## GOAL OF THE EXERCISE
Skip the pictures, and retype the data below in full, exactly.

Dataset items:

■ ■ ■ ■ ■ ■ ■

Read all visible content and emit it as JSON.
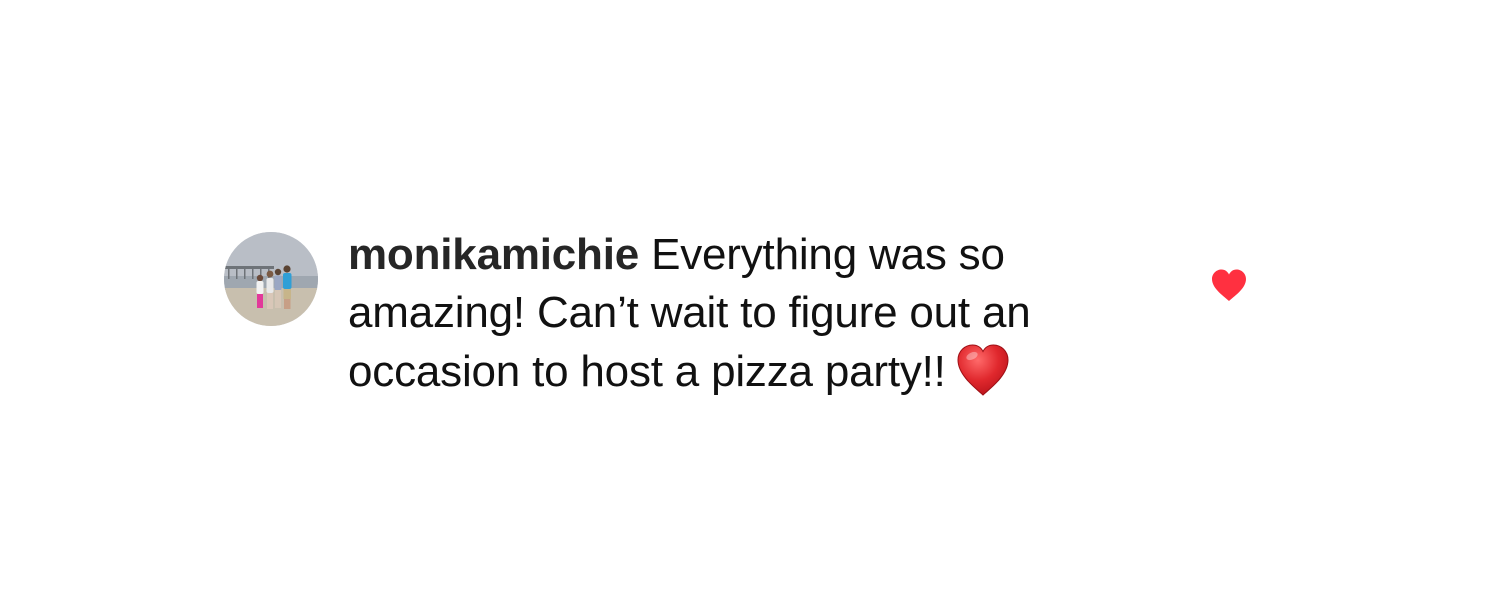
{
  "comment": {
    "username": "monikamichie",
    "text": "Everything was so amazing! Can’t wait to figure out an occasion to host a pizza party!!",
    "emoji": "red-heart-emoji",
    "liked": true
  },
  "icons": {
    "like": "heart-filled-icon",
    "avatar": "user-avatar-photo"
  },
  "colors": {
    "username": "#262626",
    "text": "#111111",
    "like_heart": "#ff3040",
    "emoji_heart": "#e0282d"
  }
}
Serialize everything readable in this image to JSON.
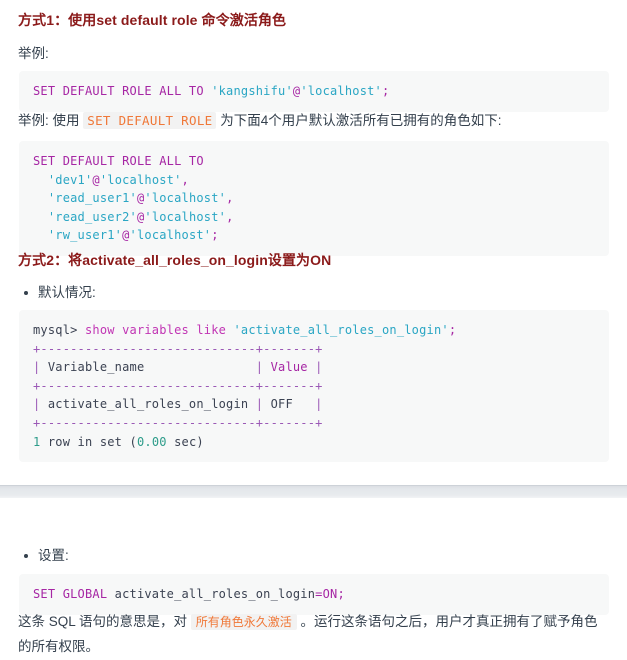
{
  "document": {
    "language": "zh-CN",
    "theme": {
      "heading_color": "#8b1a1a",
      "body_color": "#34404d",
      "code_bg": "#f7f8f8",
      "inline_code_color": "#f07838",
      "inline_code_bg": "#f2f2f2",
      "keyword_color": "#a626a4",
      "string_color": "#2aa6c4",
      "number_color": "#2d9c8a",
      "band_color": "#e4e7eb"
    }
  },
  "sections": [
    {
      "id": "method-1",
      "heading": {
        "prefix": "方式1：",
        "body": "使用set default role 命令激活角色",
        "full": "方式1：使用set default role 命令激活角色"
      },
      "label_example_1": "举例:",
      "code_block_1": {
        "lines": [
          [
            {
              "t": "SET DEFAULT ROLE ALL TO ",
              "c": "kw"
            },
            {
              "t": "'kangshifu'",
              "c": "str"
            },
            {
              "t": "@",
              "c": "punc"
            },
            {
              "t": "'localhost'",
              "c": "str"
            },
            {
              "t": ";",
              "c": "punc"
            }
          ]
        ]
      },
      "label_example_2": {
        "before": "举例: 使用 ",
        "code": "SET DEFAULT ROLE",
        "after": " 为下面4个用户默认激活所有已拥有的角色如下:"
      },
      "code_block_2": {
        "lines": [
          [
            {
              "t": "SET DEFAULT ROLE ALL TO",
              "c": "kw"
            }
          ],
          [
            {
              "t": "  ",
              "c": "plain"
            },
            {
              "t": "'dev1'",
              "c": "str"
            },
            {
              "t": "@",
              "c": "punc"
            },
            {
              "t": "'localhost'",
              "c": "str"
            },
            {
              "t": ",",
              "c": "punc"
            }
          ],
          [
            {
              "t": "  ",
              "c": "plain"
            },
            {
              "t": "'read_user1'",
              "c": "str"
            },
            {
              "t": "@",
              "c": "punc"
            },
            {
              "t": "'localhost'",
              "c": "str"
            },
            {
              "t": ",",
              "c": "punc"
            }
          ],
          [
            {
              "t": "  ",
              "c": "plain"
            },
            {
              "t": "'read_user2'",
              "c": "str"
            },
            {
              "t": "@",
              "c": "punc"
            },
            {
              "t": "'localhost'",
              "c": "str"
            },
            {
              "t": ",",
              "c": "punc"
            }
          ],
          [
            {
              "t": "  ",
              "c": "plain"
            },
            {
              "t": "'rw_user1'",
              "c": "str"
            },
            {
              "t": "@",
              "c": "punc"
            },
            {
              "t": "'localhost'",
              "c": "str"
            },
            {
              "t": ";",
              "c": "punc"
            }
          ]
        ]
      }
    },
    {
      "id": "method-2",
      "heading": {
        "prefix": "方式2：",
        "body": "将activate_all_roles_on_login设置为ON",
        "full": "方式2：将activate_all_roles_on_login设置为ON"
      },
      "bullet_default": "默认情况:",
      "code_block_mysql": {
        "lines": [
          [
            {
              "t": "mysql> ",
              "c": "prompt"
            },
            {
              "t": "show variables like ",
              "c": "kw2"
            },
            {
              "t": "'activate_all_roles_on_login'",
              "c": "str"
            },
            {
              "t": ";",
              "c": "punc"
            }
          ],
          [
            {
              "t": "+-----------------------------+-------+",
              "c": "sep"
            }
          ],
          [
            {
              "t": "| ",
              "c": "sep"
            },
            {
              "t": "Variable_name",
              "c": "plain"
            },
            {
              "t": "               | ",
              "c": "sep"
            },
            {
              "t": "Value",
              "c": "kw"
            },
            {
              "t": " |",
              "c": "sep"
            }
          ],
          [
            {
              "t": "+-----------------------------+-------+",
              "c": "sep"
            }
          ],
          [
            {
              "t": "| ",
              "c": "sep"
            },
            {
              "t": "activate_all_roles_on_login",
              "c": "plain"
            },
            {
              "t": " | ",
              "c": "sep"
            },
            {
              "t": "OFF",
              "c": "plain"
            },
            {
              "t": "   |",
              "c": "sep"
            }
          ],
          [
            {
              "t": "+-----------------------------+-------+",
              "c": "sep"
            }
          ],
          [
            {
              "t": "1",
              "c": "num"
            },
            {
              "t": " row in set (",
              "c": "plain"
            },
            {
              "t": "0.00",
              "c": "num"
            },
            {
              "t": " sec)",
              "c": "plain"
            }
          ]
        ]
      },
      "bullet_set": "设置:",
      "code_block_set": {
        "lines": [
          [
            {
              "t": "SET GLOBAL ",
              "c": "kw"
            },
            {
              "t": "activate_all_roles_on_login",
              "c": "plain"
            },
            {
              "t": "=",
              "c": "punc"
            },
            {
              "t": "ON",
              "c": "kw"
            },
            {
              "t": ";",
              "c": "punc"
            }
          ]
        ]
      },
      "closing_paragraph": {
        "before": "这条 SQL 语句的意思是，对 ",
        "highlight": "所有角色永久激活",
        "after": " 。运行这条语句之后，用户才真正拥有了赋予角色的所有权限。"
      }
    }
  ]
}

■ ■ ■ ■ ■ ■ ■

## SOLUTION FOR THIS PROBLEM
Read all visible content and emit it as JSON.
{
  "comment": {
    "username": "monikamichie",
    "text": "Everything was so amazing! Can’t wait to figure out an occasion to host a pizza party!!",
    "emoji": "red-heart-emoji",
    "liked": true
  },
  "icons": {
    "like": "heart-filled-icon",
    "avatar": "user-avatar-photo"
  },
  "colors": {
    "username": "#262626",
    "text": "#111111",
    "like_heart": "#ff3040",
    "emoji_heart": "#e0282d"
  }
}
Serialize everything readable in this image to JSON.
{
  "document": {
    "language": "zh-CN",
    "theme": {
      "heading_color": "#8b1a1a",
      "body_color": "#34404d",
      "code_bg": "#f7f8f8",
      "inline_code_color": "#f07838",
      "inline_code_bg": "#f2f2f2",
      "keyword_color": "#a626a4",
      "string_color": "#2aa6c4",
      "number_color": "#2d9c8a",
      "band_color": "#e4e7eb"
    }
  },
  "sections": [
    {
      "id": "method-1",
      "heading": {
        "prefix": "方式1：",
        "body": "使用set default role 命令激活角色",
        "full": "方式1：使用set default role 命令激活角色"
      },
      "label_example_1": "举例:",
      "code_block_1": {
        "lines": [
          [
            {
              "t": "SET DEFAULT ROLE ALL TO ",
              "c": "kw"
            },
            {
              "t": "'kangshifu'",
              "c": "str"
            },
            {
              "t": "@",
              "c": "punc"
            },
            {
              "t": "'localhost'",
              "c": "str"
            },
            {
              "t": ";",
              "c": "punc"
            }
          ]
        ]
      },
      "label_example_2": {
        "before": "举例: 使用 ",
        "code": "SET DEFAULT ROLE",
        "after": " 为下面4个用户默认激活所有已拥有的角色如下:"
      },
      "code_block_2": {
        "lines": [
          [
            {
              "t": "SET DEFAULT ROLE ALL TO",
              "c": "kw"
            }
          ],
          [
            {
              "t": "  ",
              "c": "plain"
            },
            {
              "t": "'dev1'",
              "c": "str"
            },
            {
              "t": "@",
              "c": "punc"
            },
            {
              "t": "'localhost'",
              "c": "str"
            },
            {
              "t": ",",
              "c": "punc"
            }
          ],
          [
            {
              "t": "  ",
              "c": "plain"
            },
            {
              "t": "'read_user1'",
              "c": "str"
            },
            {
              "t": "@",
              "c": "punc"
            },
            {
              "t": "'localhost'",
              "c": "str"
            },
            {
              "t": ",",
              "c": "punc"
            }
          ],
          [
            {
              "t": "  ",
              "c": "plain"
            },
            {
              "t": "'read_user2'",
              "c": "str"
            },
            {
              "t": "@",
              "c": "punc"
            },
            {
              "t": "'localhost'",
              "c": "str"
            },
            {
              "t": ",",
              "c": "punc"
            }
          ],
          [
            {
              "t": "  ",
              "c": "plain"
            },
            {
              "t": "'rw_user1'",
              "c": "str"
            },
            {
              "t": "@",
              "c": "punc"
            },
            {
              "t": "'localhost'",
              "c": "str"
            },
            {
              "t": ";",
              "c": "punc"
            }
          ]
        ]
      }
    },
    {
      "id": "method-2",
      "heading": {
        "prefix": "方式2：",
        "body": "将activate_all_roles_on_login设置为ON",
        "full": "方式2：将activate_all_roles_on_login设置为ON"
      },
      "bullet_default": "默认情况:",
      "code_block_mysql": {
        "lines": [
          [
            {
              "t": "mysql> ",
              "c": "prompt"
            },
            {
              "t": "show variables like ",
              "c": "kw2"
            },
            {
              "t": "'activate_all_roles_on_login'",
              "c": "str"
            },
            {
              "t": ";",
              "c": "punc"
            }
          ],
          [
            {
              "t": "+-----------------------------+-------+",
              "c": "sep"
            }
          ],
          [
            {
              "t": "| ",
              "c": "sep"
            },
            {
              "t": "Variable_name",
              "c": "plain"
            },
            {
              "t": "               | ",
              "c": "sep"
            },
            {
              "t": "Value",
              "c": "kw"
            },
            {
              "t": " |",
              "c": "sep"
            }
          ],
          [
            {
              "t": "+-----------------------------+-------+",
              "c": "sep"
            }
          ],
          [
            {
              "t": "| ",
              "c": "sep"
            },
            {
              "t": "activate_all_roles_on_login",
              "c": "plain"
            },
            {
              "t": " | ",
              "c": "sep"
            },
            {
              "t": "OFF",
              "c": "plain"
            },
            {
              "t": "   |",
              "c": "sep"
            }
          ],
          [
            {
              "t": "+-----------------------------+-------+",
              "c": "sep"
            }
          ],
          [
            {
              "t": "1",
              "c": "num"
            },
            {
              "t": " row in set (",
              "c": "plain"
            },
            {
              "t": "0.00",
              "c": "num"
            },
            {
              "t": " sec)",
              "c": "plain"
            }
          ]
        ]
      },
      "bullet_set": "设置:",
      "code_block_set": {
        "lines": [
          [
            {
              "t": "SET GLOBAL ",
              "c": "kw"
            },
            {
              "t": "activate_all_roles_on_login",
              "c": "plain"
            },
            {
              "t": "=",
              "c": "punc"
            },
            {
              "t": "ON",
              "c": "kw"
            },
            {
              "t": ";",
              "c": "punc"
            }
          ]
        ]
      },
      "closing_paragraph": {
        "before": "这条 SQL 语句的意思是，对 ",
        "highlight": "所有角色永久激活",
        "after": " 。运行这条语句之后，用户才真正拥有了赋予角色的所有权限。"
      }
    }
  ]
}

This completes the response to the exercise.